◆ **SUPPLIED RECORDS**

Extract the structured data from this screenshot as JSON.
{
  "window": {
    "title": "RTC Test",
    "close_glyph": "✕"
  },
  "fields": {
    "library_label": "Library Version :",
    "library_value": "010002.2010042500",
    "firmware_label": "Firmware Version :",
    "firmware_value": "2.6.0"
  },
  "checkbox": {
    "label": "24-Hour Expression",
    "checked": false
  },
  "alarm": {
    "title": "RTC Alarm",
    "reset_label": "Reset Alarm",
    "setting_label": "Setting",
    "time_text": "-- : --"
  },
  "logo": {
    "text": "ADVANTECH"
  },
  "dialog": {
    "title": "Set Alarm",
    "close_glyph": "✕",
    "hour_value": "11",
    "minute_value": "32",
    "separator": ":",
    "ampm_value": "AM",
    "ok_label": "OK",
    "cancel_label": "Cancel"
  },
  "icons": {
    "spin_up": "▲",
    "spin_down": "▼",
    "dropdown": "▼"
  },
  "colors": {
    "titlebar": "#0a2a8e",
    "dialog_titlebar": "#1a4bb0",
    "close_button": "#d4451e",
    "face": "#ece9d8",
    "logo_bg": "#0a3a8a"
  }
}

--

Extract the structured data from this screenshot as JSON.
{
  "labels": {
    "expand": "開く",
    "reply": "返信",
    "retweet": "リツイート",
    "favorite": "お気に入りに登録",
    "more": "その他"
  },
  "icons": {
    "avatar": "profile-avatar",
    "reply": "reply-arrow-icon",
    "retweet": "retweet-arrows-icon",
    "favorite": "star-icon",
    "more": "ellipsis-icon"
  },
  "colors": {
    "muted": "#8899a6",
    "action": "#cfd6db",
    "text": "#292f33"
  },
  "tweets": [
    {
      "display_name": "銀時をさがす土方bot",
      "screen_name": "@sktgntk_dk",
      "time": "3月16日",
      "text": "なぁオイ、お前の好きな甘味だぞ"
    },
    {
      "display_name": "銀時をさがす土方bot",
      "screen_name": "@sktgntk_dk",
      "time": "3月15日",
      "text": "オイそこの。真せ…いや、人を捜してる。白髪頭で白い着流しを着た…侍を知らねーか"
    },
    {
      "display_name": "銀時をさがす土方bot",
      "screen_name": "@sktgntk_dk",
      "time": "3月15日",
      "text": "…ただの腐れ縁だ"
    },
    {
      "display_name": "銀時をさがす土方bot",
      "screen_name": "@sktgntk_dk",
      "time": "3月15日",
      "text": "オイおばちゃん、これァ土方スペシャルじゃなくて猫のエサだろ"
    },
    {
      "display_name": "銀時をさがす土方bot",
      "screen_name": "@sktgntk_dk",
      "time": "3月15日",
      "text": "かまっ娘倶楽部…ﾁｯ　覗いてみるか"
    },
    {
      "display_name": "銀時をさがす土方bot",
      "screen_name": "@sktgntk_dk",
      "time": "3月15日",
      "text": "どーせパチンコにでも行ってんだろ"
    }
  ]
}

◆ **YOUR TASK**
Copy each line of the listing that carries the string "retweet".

◆ **RESPONSE**
    "retweet": "リツイート",
    "retweet": "retweet-arrows-icon",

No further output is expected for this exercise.